Exercise: Copy whichever lines of the data hold the word "Impacto".

[Information supplied — start]

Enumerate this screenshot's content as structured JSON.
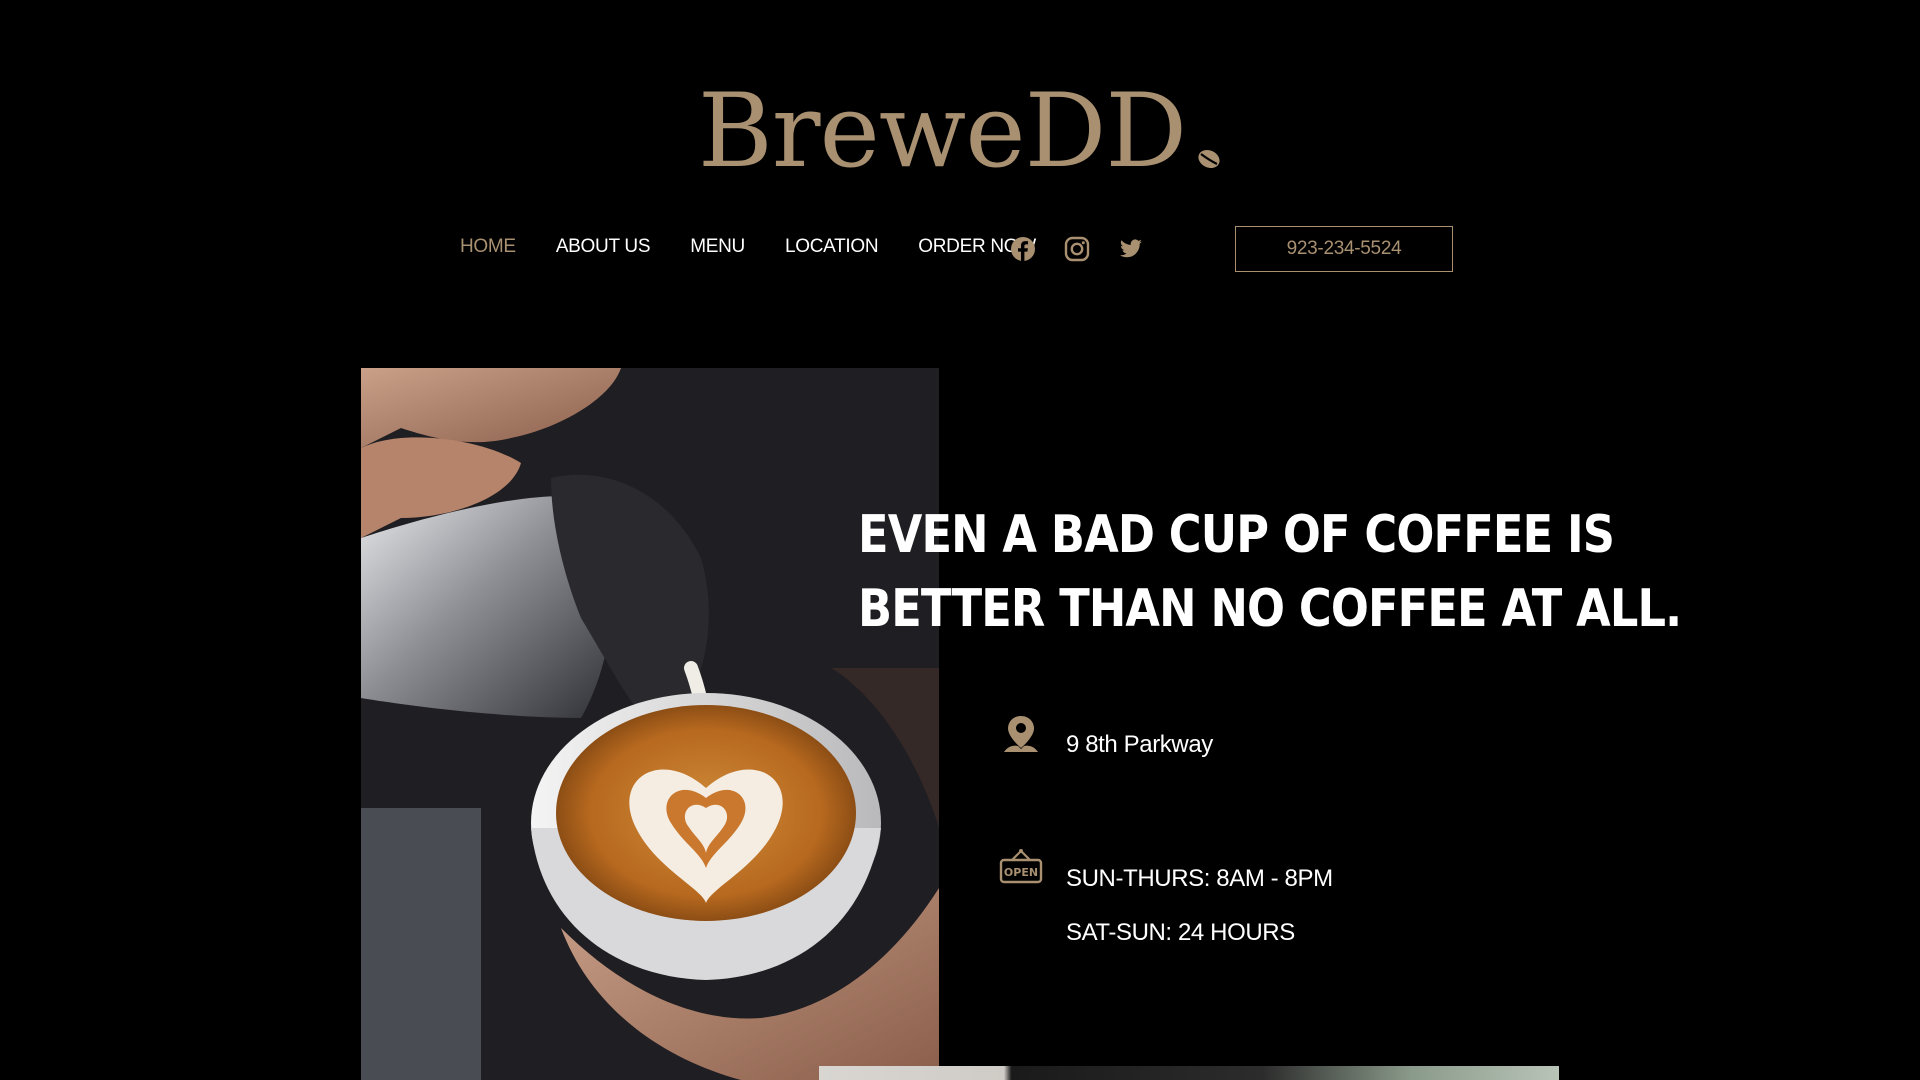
{
  "header": {
    "logo_text": "BreweDD",
    "nav": [
      {
        "label": "HOME",
        "active": true
      },
      {
        "label": "ABOUT US",
        "active": false
      },
      {
        "label": "MENU",
        "active": false
      },
      {
        "label": "LOCATION",
        "active": false
      },
      {
        "label": "ORDER NOW",
        "active": false
      }
    ],
    "social": [
      "facebook-icon",
      "instagram-icon",
      "twitter-icon"
    ],
    "phone_button": "923-234-5524"
  },
  "hero": {
    "headline_line1": "EVEN A BAD CUP OF COFFEE IS",
    "headline_line2": "BETTER THAN NO COFFEE AT ALL.",
    "address": "9 8th Parkway",
    "hours_weekday": "SUN-THURS: 8AM - 8PM",
    "hours_weekend": "SAT-SUN: 24 HOURS",
    "address_icon": "location-pin-icon",
    "hours_icon": "open-sign-icon"
  },
  "colors": {
    "accent": "#a89070",
    "background": "#000000",
    "text": "#ffffff"
  }
}
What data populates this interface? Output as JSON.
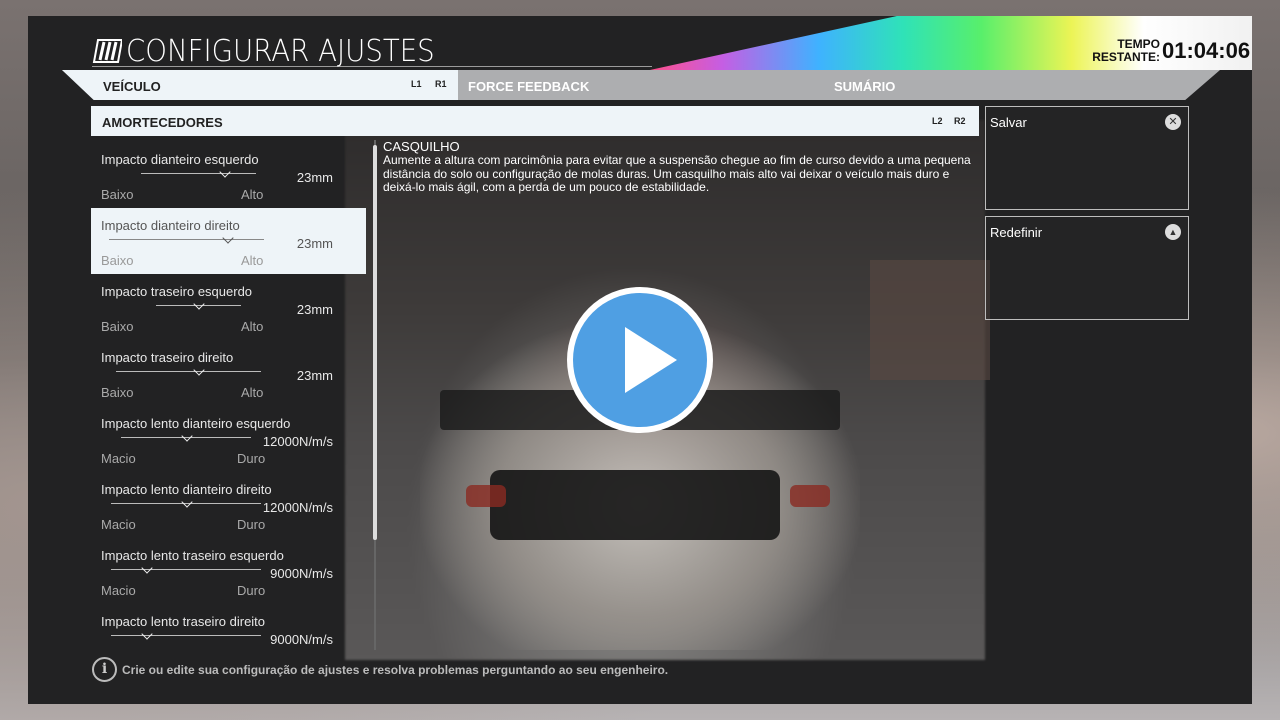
{
  "header": {
    "title": "CONFIGURAR AJUSTES",
    "time_label_1": "TEMPO",
    "time_label_2": "RESTANTE:",
    "time_value": "01:04:06"
  },
  "tabs": {
    "vehicle": "VEÍCULO",
    "l1": "L1",
    "r1": "R1",
    "force_feedback": "FORCE FEEDBACK",
    "summary": "SUMÁRIO"
  },
  "section": {
    "title": "AMORTECEDORES",
    "l2": "L2",
    "r2": "R2"
  },
  "settings": [
    {
      "name": "Impacto dianteiro esquerdo",
      "value": "23mm",
      "min": "Baixo",
      "max": "Alto",
      "position": 0.7
    },
    {
      "name": "Impacto dianteiro direito",
      "value": "23mm",
      "min": "Baixo",
      "max": "Alto",
      "position": 0.78
    },
    {
      "name": "Impacto traseiro esquerdo",
      "value": "23mm",
      "min": "Baixo",
      "max": "Alto",
      "position": 0.55
    },
    {
      "name": "Impacto traseiro direito",
      "value": "23mm",
      "min": "Baixo",
      "max": "Alto",
      "position": 0.55
    },
    {
      "name": "Impacto lento dianteiro esquerdo",
      "value": "12000N/m/s",
      "min": "Macio",
      "max": "Duro",
      "position": 0.45
    },
    {
      "name": "Impacto lento dianteiro direito",
      "value": "12000N/m/s",
      "min": "Macio",
      "max": "Duro",
      "position": 0.45
    },
    {
      "name": "Impacto lento traseiro esquerdo",
      "value": "9000N/m/s",
      "min": "Macio",
      "max": "Duro",
      "position": 0.25
    },
    {
      "name": "Impacto lento traseiro direito",
      "value": "9000N/m/s",
      "min": "",
      "max": "",
      "position": 0.25
    }
  ],
  "description": {
    "title": "CASQUILHO",
    "text": "Aumente a altura com parcimônia para evitar que a suspensão chegue ao fim de curso devido a uma pequena distância do solo ou configuração de molas duras. Um casquilho mais alto vai deixar o veículo mais duro e deixá-lo mais ágil, com a perda de um pouco de estabilidade."
  },
  "actions": {
    "save": "Salvar",
    "save_icon": "✕",
    "reset": "Redefinir",
    "reset_icon": "▲"
  },
  "footer": {
    "info_icon": "i",
    "text": "Crie ou edite sua configuração de ajustes e resolva problemas perguntando ao seu engenheiro."
  },
  "colors": {
    "highlight": "#eef4f8",
    "panel": "#222223",
    "play_button": "#4f9fe3"
  }
}
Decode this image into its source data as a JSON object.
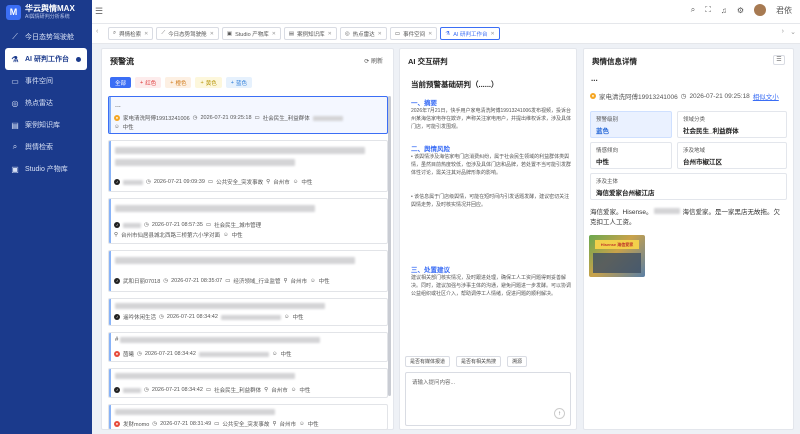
{
  "app": {
    "title": "华云舆情MAX",
    "subtitle": "AI舆情研判分析系统",
    "user": "君依"
  },
  "nav": [
    {
      "label": "今日态势驾驶舱",
      "icon": "chart-line-icon"
    },
    {
      "label": "AI 研判工作台",
      "icon": "flask-icon"
    },
    {
      "label": "事件空间",
      "icon": "folder-icon"
    },
    {
      "label": "热点雷达",
      "icon": "radar-icon"
    },
    {
      "label": "案例知识库",
      "icon": "book-icon"
    },
    {
      "label": "舆情检索",
      "icon": "search-icon"
    },
    {
      "label": "Studio 产物库",
      "icon": "archive-icon"
    }
  ],
  "tabs": [
    "舆情检索",
    "今日态势驾驶舱",
    "Studio 产物库",
    "案例知识库",
    "热点雷达",
    "事件空间",
    "AI 研判工作台"
  ],
  "left": {
    "title": "预警流",
    "refresh": "刷新",
    "chips": [
      "全部",
      "红色",
      "橙色",
      "黄色",
      "蓝色"
    ],
    "cards": [
      {
        "head": "...",
        "source": "家电清洗阿傅19913241006",
        "time": "2026-07-21 09:25:18",
        "tag": "社会民生_利益群体",
        "sent": "中性"
      },
      {
        "head": "",
        "source": "",
        "time": "2026-07-21 09:09:39",
        "tag": "公共安全_突发事故",
        "loc": "台州市",
        "sent": "中性"
      },
      {
        "head": "",
        "source": "",
        "time": "2026-07-21 08:57:35",
        "tag": "社会民生_城市管理",
        "loc": "台州市仙居县城北西路三桥第六小学对面",
        "sent": "中性"
      },
      {
        "head": "",
        "source": "武和日丽07018",
        "time": "2026-07-21 08:35:07",
        "tag": "经济领域_行业监管",
        "loc": "台州市",
        "sent": "中性"
      },
      {
        "head": "",
        "source": "遥吟休闲生活",
        "time": "2026-07-21 08:34:42",
        "tag": "",
        "loc": "",
        "sent": "中性"
      },
      {
        "head": "#",
        "source": "茵曦",
        "time": "2026-07-21 08:34:42",
        "tag": "",
        "loc": "",
        "sent": "中性"
      },
      {
        "head": "",
        "source": "",
        "time": "2026-07-21 08:34:42",
        "tag": "社会民生_利益群体",
        "loc": "台州市",
        "sent": "中性"
      },
      {
        "head": "",
        "source": "发财momo",
        "time": "2026-07-21 08:31:49",
        "tag": "公共安全_突发事故",
        "loc": "台州市",
        "sent": "中性"
      }
    ]
  },
  "ai": {
    "title": "AI 交互研判",
    "report_title": "当前预警基础研判（......）",
    "s1": "一、摘要",
    "s1_text": "2026年7月21日，快手用户家电清洗阿傅19913241006发布视频，投诉台州某海信家电存在欺诈，声称关注家电用户，并提出维权诉求，涉及具体门店，可能引发围观。",
    "s2": "二、舆情风险",
    "b1": "该舆情涉及海信家电门店消费纠纷，属于社会民生领域的利益群体类舆情，虽然目前热度较低，但涉及具体门店和品牌，若处置不当可能引发群体性讨论，需关注其对品牌形象的影响。",
    "b2": "该信息属于门店级舆情，可能在短时间内引发话题发酵，建议密切关注舆情走势，及时核实情况并回应。",
    "s3": "三、处置建议",
    "s3_text": "建议相关部门核实情况，及时跟进处理，确保工人工资问题得到妥善解决。同时，建议加强与涉事主体的沟通，避免问题进一步发酵。可以协调公益组织或社区介入，帮助调停工人情绪，促进问题的顺利解决。",
    "btns": [
      "是否有媒体报道",
      "是否有相关热搜",
      "溯源"
    ],
    "input_placeholder": "请输入提问内容..."
  },
  "detail": {
    "title": "舆情信息详情",
    "dots": "...",
    "source": "家电清洗阿傅19913241006",
    "time": "2026-07-21 09:25:18",
    "link": "相似文小",
    "level_k": "预警级别",
    "level_v": "蓝色",
    "field_k": "领域分类",
    "field_v": "社会民生_利益群体",
    "sent_k": "情感倾向",
    "sent_v": "中性",
    "area_k": "涉及地域",
    "area_v": "台州市椒江区",
    "subject_k": "涉及主体",
    "subject_v": "海信爱家台州椒江店",
    "body_a": "海信爱家。Hisense。",
    "body_b": "海信爱家。是一家黑店无故拖。欠克扣工人工资。",
    "thumb_sign": "Hisense 海信爱家"
  },
  "colors": {
    "primary": "#3b6ef5",
    "sidebar": "#1b3a8c"
  }
}
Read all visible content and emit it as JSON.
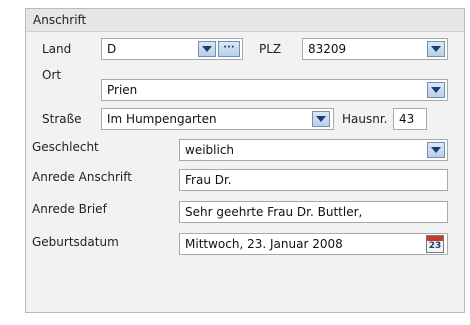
{
  "panel": {
    "title": "Anschrift"
  },
  "labels": {
    "land": "Land",
    "plz": "PLZ",
    "ort": "Ort",
    "strasse": "Straße",
    "hausnr": "Hausnr.",
    "geschlecht": "Geschlecht",
    "anrede_anschrift": "Anrede Anschrift",
    "anrede_brief": "Anrede Brief",
    "geburtsdatum": "Geburtsdatum"
  },
  "values": {
    "land": "D",
    "plz": "83209",
    "ort": "Prien",
    "strasse": "Im Humpengarten",
    "hausnr": "43",
    "geschlecht": "weiblich",
    "anrede_anschrift": "Frau Dr.",
    "anrede_brief": "Sehr geehrte Frau Dr. Buttler,",
    "geburtsdatum": "Mittwoch, 23. Januar 2008"
  },
  "buttons": {
    "more_label": "···"
  },
  "calendar": {
    "day": "23"
  },
  "icons": {
    "dropdown": "chevron-down-icon",
    "more": "ellipsis-icon",
    "calendar": "calendar-icon"
  },
  "colors": {
    "panel_bg": "#f2f2f2",
    "header_bg": "#e6e6e6",
    "button_blue": "#b9cfe9",
    "calendar_red": "#c43a2b"
  }
}
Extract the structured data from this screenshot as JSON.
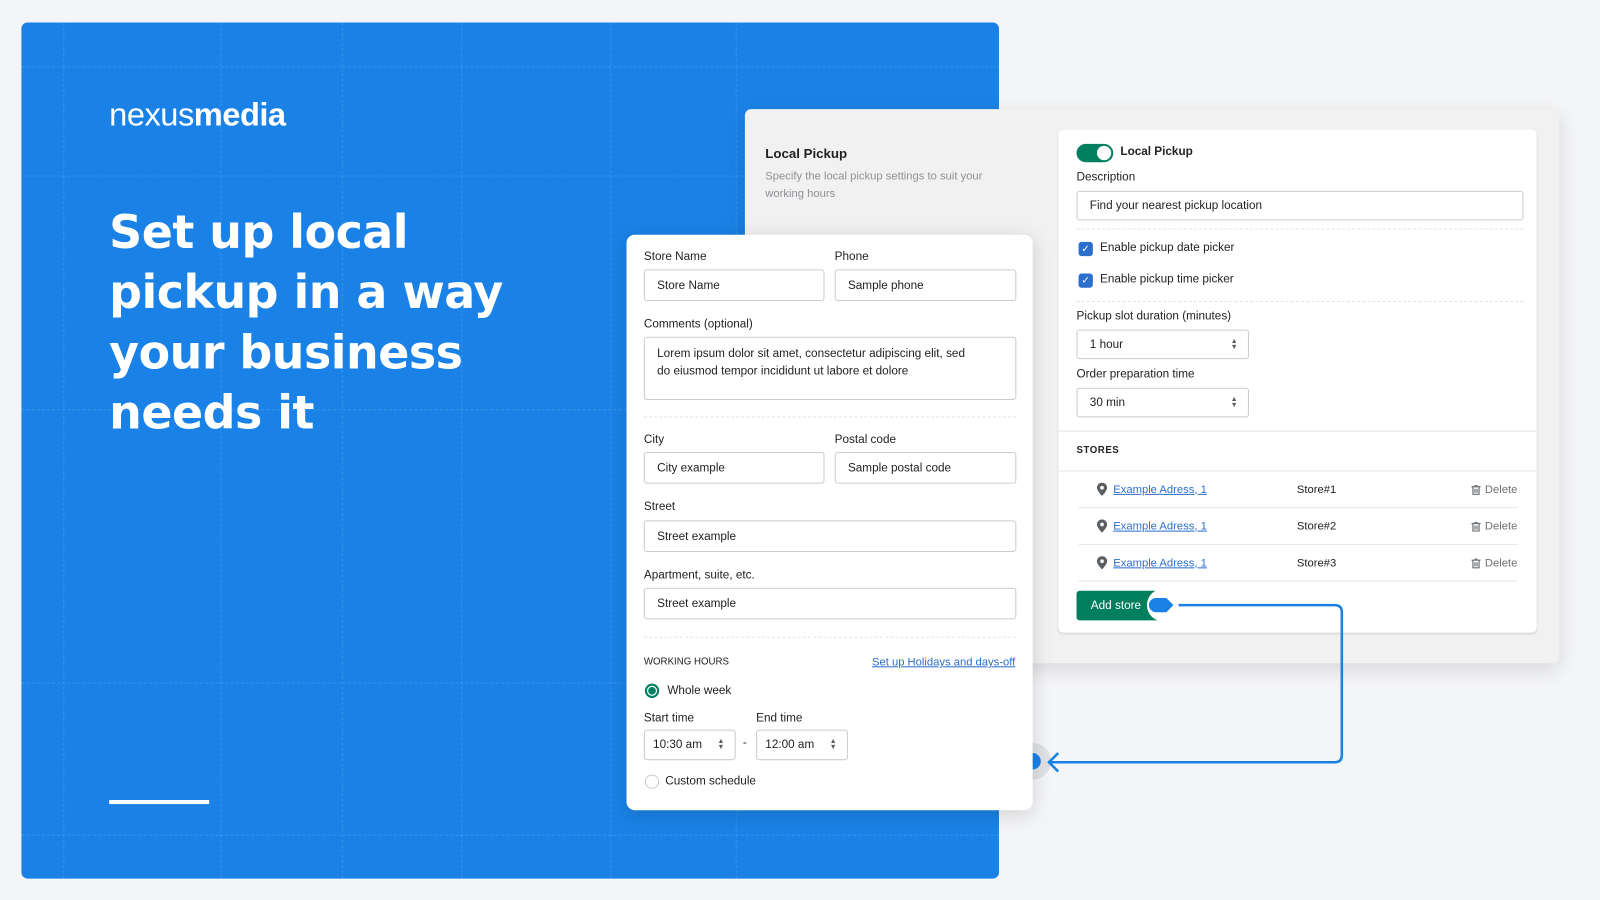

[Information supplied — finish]

Response box:
      "name": "Impacto dianteiro esquerdo",
      "name": "Impacto dianteiro direito",
      "name": "Impacto traseiro esquerdo",
      "name": "Impacto traseiro direito",
      "name": "Impacto lento dianteiro esquerdo",
      "name": "Impacto lento dianteiro direito",
      "name": "Impacto lento traseiro esquerdo",
      "name": "Impacto lento traseiro direito",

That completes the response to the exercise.